US: When kids come in saying they are transgender (or no gender), these doctors try to help

The California wildfires were still raging last fall as Jennifer Bilstein and her 15-year-old son inched their way down Highway 101, a two-hour drive in ordinary times that took four hours through the smoke-filled air and yellow sky. She was determined to get Jacob to his doctor's appointment on time.

It was his second visit to the adolescent gender clinic, where Jacob — a shy boy with pink cheeks, a cowlick and black oversize glasses — was being medically evaluated to begin taking testosterone.

He had already gone through puberty as a girl, an experience that made him conclude he had been born into the wrong gender. "I was always uncomfortable calling myself 'she' or 'her,' " he explained. "It made my skin crawl." 

At 13, Jacob — then called Samantha — had informed his mother, sending her the news in a Facebook message after being dropped off at school one morning in Ukiah, one of Northern California's iconic hippie towns.

Now, the two sat in an examination room at the University of California at San Francisco, or UCSF, as Jennifer Bilstein signed her name to a seemingly endless succession of medical forms. Bilstein acknowledged that she initially had trouble accepting the news.

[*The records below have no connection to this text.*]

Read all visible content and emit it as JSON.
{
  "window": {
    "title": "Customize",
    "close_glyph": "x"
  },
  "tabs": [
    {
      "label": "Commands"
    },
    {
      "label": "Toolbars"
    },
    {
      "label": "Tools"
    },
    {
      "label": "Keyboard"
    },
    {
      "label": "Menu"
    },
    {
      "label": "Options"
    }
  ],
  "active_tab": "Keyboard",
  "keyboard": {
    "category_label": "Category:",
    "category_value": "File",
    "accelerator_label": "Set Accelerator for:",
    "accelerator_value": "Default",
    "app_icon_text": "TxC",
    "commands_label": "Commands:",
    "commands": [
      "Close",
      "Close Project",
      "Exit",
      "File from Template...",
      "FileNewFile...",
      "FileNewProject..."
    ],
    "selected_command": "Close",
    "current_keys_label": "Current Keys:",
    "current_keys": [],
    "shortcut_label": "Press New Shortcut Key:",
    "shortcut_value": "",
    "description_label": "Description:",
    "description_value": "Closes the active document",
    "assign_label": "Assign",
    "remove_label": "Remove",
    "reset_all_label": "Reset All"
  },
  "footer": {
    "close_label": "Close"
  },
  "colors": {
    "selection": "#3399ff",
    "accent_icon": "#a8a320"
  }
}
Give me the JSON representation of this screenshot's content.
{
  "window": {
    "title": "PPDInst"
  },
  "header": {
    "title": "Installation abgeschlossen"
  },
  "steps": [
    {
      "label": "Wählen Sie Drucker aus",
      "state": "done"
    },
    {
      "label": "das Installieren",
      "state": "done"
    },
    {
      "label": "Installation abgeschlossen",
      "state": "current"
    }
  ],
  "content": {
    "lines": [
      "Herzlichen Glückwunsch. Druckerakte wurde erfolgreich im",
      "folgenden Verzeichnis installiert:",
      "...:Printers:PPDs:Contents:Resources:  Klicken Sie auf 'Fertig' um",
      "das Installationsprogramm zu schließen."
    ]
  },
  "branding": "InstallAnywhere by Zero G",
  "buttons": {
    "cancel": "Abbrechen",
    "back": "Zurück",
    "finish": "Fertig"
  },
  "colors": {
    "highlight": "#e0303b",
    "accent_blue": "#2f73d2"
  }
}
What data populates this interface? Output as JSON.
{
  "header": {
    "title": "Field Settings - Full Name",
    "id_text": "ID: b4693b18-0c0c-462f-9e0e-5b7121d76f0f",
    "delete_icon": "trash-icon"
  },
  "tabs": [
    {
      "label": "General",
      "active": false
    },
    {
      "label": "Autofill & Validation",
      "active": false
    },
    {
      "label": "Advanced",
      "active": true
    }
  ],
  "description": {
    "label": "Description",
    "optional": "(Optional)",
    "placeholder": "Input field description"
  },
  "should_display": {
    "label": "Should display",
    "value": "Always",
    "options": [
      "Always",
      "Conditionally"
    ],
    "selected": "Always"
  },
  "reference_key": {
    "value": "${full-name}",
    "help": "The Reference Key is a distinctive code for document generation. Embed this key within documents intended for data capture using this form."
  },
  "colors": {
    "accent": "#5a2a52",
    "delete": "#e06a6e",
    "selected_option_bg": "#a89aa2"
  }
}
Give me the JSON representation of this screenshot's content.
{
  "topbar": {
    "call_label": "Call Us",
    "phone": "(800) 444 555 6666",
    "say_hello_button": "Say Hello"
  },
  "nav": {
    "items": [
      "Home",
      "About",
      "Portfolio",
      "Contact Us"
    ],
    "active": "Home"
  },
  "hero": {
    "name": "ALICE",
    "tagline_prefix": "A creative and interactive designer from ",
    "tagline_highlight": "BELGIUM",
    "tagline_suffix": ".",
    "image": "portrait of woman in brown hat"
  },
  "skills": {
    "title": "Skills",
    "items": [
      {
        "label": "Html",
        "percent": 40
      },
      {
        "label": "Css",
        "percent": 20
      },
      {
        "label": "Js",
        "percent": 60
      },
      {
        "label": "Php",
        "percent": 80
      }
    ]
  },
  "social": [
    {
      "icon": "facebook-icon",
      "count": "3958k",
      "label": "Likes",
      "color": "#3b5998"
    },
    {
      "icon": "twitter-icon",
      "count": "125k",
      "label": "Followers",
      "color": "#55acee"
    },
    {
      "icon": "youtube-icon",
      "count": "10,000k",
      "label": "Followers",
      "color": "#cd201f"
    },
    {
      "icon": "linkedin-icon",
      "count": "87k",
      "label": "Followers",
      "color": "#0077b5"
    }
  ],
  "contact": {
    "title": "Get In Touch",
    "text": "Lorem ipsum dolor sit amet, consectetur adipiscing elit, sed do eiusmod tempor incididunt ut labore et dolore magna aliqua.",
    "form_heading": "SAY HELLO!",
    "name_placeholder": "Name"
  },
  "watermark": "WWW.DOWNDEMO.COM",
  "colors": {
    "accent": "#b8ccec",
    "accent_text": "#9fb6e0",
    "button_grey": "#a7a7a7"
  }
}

"I didn't understand the words coming out of my child's mouth," she said. "To raise a beautiful daughter to 13 and then have her tell me she's a boy . . . " 

As she spoke, her child studied his hands, legs swinging back and forth under the examining table. "But the reality is that Jacob's my child, and regardless of gender or whatever, my child always comes first in my life," she said. "And realistically, it's not about me. It's about Jake."

As they navigate the rough shoals of the trans life, the Bilsteins are putting their hopes in the Child and Adolescent Gender Center at UCSF. Founded in 2012, it is one of 40 or so such clinics around the country, seeing patients as young as 3 and as old as 25.

It is also one of the busiest, encompassing four disciplines: medical, mental health, patient advocacy and legal services. Although surgery is not available at the center, its clinicians maintain close ties with local surgeons to whom they refer patients upon request.  Read more via Washington Post